Brian had conduction aphasia, and Dee missed him as her ‘best friend’. Knowing that 1-2 sessions per week wasn’t working, she found The Aphasia Center. Through a 6 week intensive course, Brian learned to text, write sentences, increase his vocabulary, improve his understanding, read, and use his computer. He could now understand her and use strategies to help them have conversations!
How did you find out about the Aphasia Center?
I wasn’t happy with the speech therapy we were getting at home. My insurance case manager had looked and looked and could not find anymore. Everybody only wanted to offer one or two days a week. There’s just not enough support in speech therapy for aphasia patients. You know, if they’ve got physical disabilities and things like that there’s an enormous amount. So I just got on the internet and started looking and then I found the aphasia center and what they offered. Five days a week, intense therapy and I read the website and I watched some of the videos of some of the other patients and I just knew that this was where we needed to come. My husband was, he was energetic, he was wanting to get better.
We wanted him to speak more appropriately. He was gaining words but they weren’t always appropriate to the conversation. He couldn’t text any of his buddies anymore. He did a lot of texting with all of his buddies, he used to do that. He couldn’t read, he could look at a sentence and pick out one or two key words and try to figure out what the sentence was. He couldn’t have a conversation. I miss my husband. He’s my best friend, and we couldn’t have a conversation anymore. We couldn’t talk about anything; the kids, even just what happened at work. We wanted to get some of that back.
So now having gone through the program, are there moments that you remember that you go “We couldn’t do that before!” or “He couldn’t do that before!”?

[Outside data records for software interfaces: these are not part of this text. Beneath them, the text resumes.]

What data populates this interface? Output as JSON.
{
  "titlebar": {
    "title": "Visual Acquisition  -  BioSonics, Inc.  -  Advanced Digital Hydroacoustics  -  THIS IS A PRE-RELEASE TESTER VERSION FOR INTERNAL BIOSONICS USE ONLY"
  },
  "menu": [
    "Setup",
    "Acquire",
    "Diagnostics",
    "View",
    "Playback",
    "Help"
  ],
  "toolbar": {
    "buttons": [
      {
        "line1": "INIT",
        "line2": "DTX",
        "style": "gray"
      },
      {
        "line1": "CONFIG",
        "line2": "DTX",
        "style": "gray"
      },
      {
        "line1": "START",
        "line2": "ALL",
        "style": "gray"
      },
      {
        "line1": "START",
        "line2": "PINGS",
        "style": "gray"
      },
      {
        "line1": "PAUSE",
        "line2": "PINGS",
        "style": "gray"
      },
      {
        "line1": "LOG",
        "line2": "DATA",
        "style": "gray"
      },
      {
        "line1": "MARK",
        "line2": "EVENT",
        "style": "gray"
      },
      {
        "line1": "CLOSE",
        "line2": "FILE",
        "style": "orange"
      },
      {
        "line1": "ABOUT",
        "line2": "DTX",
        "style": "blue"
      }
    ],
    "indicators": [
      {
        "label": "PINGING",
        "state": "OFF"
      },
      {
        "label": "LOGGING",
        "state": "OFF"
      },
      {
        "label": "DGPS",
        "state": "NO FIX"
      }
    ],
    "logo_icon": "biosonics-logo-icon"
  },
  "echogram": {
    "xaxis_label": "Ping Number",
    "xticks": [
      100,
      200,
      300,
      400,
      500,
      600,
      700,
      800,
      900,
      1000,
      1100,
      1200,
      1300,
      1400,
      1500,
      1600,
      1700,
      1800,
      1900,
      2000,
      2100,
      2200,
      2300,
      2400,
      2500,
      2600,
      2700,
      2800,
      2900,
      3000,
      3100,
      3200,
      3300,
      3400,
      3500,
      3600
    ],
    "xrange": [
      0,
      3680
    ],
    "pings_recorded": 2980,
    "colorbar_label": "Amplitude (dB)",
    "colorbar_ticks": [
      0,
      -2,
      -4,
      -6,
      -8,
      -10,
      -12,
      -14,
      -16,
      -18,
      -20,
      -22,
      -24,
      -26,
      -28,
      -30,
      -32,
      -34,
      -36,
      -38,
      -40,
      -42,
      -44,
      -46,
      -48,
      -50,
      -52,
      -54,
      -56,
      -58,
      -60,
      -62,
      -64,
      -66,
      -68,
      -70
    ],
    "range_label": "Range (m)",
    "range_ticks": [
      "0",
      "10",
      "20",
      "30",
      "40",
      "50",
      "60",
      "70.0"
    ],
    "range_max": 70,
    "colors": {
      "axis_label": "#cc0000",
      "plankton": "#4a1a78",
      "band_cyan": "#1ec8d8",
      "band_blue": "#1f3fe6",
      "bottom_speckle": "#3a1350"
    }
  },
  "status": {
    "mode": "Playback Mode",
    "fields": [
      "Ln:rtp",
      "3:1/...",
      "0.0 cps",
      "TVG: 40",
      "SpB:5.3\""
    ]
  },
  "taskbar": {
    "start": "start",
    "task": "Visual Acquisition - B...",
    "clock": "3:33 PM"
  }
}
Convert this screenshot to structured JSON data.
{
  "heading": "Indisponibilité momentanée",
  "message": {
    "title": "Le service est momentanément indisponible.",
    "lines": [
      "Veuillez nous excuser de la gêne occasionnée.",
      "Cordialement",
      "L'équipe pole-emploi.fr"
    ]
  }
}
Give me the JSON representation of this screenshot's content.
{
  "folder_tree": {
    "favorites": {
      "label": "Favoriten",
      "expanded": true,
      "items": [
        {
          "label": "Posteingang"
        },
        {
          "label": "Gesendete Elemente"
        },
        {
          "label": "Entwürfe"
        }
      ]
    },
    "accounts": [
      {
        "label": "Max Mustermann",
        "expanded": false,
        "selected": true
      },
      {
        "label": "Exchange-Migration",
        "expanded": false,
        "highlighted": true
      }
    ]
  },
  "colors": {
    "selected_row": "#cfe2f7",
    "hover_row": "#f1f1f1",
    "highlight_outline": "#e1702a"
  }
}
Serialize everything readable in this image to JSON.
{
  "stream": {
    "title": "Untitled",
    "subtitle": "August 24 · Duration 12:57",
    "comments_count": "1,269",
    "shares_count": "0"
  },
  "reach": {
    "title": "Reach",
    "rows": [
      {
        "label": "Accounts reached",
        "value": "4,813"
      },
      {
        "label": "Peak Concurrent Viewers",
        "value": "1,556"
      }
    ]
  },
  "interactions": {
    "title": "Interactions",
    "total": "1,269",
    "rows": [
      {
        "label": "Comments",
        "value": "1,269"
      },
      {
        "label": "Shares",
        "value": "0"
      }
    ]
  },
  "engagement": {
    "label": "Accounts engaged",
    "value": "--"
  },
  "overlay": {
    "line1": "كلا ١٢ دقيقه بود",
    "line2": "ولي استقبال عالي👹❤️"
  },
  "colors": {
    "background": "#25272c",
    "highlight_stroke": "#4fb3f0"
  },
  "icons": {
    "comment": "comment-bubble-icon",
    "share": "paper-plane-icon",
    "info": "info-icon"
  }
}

There’s so much that he couldn’t do before that he could do now. He can read sentence and actually read the words and say the words out loud that you know he’s reading them. He can speak in short sentences so we can have a conversation now. His memory is better, you can ask him something and tell him to do something and he can remember it versus just one task he can do two or three now. He can text short sentences, you know, three or four word sentences now. And when he writes, he can write 4 to 6 word sentences now. His comprehension is better. If we were at home at the house I would have to say his name, get him to look at me, and then tell him whatever it was I was trying to convey. Now, I can just be talking in the room and we don’t even have to be in the same room and he knows I’m talking to him and he knows what I’m saying. It’s just so much better.
There’s a big difference, his vocabulary has increased so much. And now he can look at something and if he can’t say it or doesn’t know how to read it he has the tools to figure it out. He can sit down and he can break the word up. He can do that now. He knows what a verb is now, he knows what a noun is, he knows what the sentence structure should be. They’ve re-taught him all of that. Completely taught him immensely, he can use his computer, the laptop now. He can search for things. There’s so much more that he can do now that he couldn’t when we came.
So then lastly, would you recommend intensive aphasia treatment to someone?
Oh yes, and I already have. You know, I’ve talked about it on social media and other websites. And anybody that has aphasia from whatever reason, not even necessarily a stroke, they need to come here.